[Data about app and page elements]
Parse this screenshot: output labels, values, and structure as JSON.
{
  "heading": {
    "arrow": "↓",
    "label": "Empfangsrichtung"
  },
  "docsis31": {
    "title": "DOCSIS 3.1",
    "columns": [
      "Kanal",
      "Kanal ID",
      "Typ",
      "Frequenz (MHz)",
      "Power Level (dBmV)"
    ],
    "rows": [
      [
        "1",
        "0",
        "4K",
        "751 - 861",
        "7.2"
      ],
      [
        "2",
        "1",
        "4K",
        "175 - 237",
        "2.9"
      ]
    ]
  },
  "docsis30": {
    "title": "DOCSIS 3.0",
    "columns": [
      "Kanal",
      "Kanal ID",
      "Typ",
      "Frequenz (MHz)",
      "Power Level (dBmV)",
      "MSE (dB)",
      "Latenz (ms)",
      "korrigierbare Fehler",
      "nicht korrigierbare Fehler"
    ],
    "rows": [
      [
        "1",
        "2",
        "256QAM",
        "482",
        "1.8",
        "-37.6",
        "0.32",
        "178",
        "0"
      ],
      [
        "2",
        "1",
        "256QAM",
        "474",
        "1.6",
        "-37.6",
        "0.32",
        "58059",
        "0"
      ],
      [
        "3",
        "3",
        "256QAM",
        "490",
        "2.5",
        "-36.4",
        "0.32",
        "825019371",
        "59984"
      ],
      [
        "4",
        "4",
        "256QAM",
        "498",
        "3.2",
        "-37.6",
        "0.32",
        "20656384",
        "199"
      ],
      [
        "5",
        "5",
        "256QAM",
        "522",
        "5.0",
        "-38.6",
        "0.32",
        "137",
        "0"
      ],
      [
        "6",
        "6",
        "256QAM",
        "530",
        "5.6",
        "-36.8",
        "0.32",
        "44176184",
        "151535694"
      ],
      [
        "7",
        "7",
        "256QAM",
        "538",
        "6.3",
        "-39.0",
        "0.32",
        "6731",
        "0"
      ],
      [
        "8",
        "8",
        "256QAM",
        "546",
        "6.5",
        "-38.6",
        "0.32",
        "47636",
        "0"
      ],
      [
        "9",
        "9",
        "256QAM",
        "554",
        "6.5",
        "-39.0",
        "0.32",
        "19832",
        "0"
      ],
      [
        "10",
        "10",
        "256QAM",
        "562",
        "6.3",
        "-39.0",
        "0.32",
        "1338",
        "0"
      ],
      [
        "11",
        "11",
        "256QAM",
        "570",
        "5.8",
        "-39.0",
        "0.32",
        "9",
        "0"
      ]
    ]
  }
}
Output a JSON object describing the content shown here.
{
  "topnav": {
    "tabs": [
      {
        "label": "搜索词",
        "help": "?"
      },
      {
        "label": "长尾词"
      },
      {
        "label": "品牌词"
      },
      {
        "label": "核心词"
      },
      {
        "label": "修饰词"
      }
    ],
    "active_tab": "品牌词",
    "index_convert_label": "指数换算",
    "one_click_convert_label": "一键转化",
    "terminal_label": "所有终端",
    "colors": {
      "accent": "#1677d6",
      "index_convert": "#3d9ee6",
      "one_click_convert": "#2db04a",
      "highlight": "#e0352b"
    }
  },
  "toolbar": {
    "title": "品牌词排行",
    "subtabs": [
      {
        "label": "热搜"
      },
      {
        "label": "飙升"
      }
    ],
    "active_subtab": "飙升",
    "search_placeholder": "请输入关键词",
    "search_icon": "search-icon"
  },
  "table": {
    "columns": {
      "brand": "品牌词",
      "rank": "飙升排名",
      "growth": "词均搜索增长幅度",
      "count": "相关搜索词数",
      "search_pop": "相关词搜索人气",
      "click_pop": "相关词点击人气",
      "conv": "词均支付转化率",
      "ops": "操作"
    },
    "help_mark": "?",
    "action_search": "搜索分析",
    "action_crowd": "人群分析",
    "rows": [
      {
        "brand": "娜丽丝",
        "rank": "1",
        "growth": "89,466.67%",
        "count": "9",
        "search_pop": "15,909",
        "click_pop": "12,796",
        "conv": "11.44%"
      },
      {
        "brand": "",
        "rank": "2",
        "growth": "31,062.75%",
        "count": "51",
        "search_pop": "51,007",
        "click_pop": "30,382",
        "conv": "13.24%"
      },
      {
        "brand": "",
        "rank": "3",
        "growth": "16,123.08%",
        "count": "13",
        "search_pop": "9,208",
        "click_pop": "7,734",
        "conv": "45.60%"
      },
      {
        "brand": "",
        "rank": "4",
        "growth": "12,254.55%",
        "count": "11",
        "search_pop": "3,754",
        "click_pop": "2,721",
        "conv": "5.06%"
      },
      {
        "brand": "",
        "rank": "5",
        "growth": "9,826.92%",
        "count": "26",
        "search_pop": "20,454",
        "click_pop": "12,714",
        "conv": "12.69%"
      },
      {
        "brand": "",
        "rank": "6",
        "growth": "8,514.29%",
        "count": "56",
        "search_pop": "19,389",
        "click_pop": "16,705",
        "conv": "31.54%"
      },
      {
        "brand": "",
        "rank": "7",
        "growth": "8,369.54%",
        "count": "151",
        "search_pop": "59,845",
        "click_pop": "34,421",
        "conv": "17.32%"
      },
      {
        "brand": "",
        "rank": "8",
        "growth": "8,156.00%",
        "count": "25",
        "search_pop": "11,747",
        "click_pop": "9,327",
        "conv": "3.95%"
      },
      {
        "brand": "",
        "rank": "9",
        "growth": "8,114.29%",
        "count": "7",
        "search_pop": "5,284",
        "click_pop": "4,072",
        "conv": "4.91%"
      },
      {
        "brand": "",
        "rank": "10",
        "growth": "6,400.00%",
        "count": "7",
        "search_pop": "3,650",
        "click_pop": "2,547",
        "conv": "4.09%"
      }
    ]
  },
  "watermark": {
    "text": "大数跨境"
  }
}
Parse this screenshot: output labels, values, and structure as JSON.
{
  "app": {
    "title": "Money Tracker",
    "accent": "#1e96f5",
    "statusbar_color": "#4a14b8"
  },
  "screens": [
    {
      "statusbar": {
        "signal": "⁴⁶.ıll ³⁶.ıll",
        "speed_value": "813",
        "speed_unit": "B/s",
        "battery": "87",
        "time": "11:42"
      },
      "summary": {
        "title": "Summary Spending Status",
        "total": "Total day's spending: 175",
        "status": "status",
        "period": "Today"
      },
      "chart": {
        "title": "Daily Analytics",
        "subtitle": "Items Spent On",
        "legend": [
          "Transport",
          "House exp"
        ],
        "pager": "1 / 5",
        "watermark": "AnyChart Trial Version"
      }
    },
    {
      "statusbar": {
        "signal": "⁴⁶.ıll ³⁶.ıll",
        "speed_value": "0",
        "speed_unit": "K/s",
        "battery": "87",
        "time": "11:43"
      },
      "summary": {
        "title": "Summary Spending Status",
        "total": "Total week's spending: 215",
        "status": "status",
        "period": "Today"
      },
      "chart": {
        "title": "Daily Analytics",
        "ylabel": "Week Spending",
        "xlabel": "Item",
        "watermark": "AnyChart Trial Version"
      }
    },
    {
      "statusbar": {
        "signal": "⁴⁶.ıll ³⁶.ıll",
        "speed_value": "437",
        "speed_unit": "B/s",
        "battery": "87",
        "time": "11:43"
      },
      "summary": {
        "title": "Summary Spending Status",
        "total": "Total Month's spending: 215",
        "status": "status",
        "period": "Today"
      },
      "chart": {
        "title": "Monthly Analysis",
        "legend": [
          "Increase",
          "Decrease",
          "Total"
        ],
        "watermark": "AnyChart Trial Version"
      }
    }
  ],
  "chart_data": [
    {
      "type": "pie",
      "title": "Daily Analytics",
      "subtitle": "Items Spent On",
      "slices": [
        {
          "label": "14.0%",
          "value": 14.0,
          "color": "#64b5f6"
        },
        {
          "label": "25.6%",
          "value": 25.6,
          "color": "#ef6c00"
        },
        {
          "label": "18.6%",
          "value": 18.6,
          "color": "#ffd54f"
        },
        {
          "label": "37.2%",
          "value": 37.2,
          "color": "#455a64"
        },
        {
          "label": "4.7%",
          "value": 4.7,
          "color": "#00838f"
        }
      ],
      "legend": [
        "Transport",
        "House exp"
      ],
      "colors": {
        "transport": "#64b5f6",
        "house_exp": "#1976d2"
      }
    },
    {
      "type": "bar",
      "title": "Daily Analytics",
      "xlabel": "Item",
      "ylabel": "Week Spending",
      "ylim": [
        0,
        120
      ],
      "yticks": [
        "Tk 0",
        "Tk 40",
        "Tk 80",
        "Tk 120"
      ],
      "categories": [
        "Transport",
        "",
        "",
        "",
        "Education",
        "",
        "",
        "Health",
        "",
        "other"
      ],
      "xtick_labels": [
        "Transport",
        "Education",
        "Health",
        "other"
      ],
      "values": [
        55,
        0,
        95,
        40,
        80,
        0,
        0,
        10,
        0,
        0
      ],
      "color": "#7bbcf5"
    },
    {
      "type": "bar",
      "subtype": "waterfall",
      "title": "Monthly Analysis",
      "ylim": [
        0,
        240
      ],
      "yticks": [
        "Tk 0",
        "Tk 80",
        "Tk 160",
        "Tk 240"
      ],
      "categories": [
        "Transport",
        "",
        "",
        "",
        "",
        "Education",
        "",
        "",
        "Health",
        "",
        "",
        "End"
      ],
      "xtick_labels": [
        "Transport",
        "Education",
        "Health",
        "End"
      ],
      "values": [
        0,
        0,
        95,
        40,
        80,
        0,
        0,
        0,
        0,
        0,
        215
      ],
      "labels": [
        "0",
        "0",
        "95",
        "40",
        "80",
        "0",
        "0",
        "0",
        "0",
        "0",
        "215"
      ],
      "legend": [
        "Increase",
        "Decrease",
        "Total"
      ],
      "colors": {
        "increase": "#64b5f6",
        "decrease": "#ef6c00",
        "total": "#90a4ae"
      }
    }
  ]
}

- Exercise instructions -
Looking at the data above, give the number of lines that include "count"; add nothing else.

- Response for this exercise -
11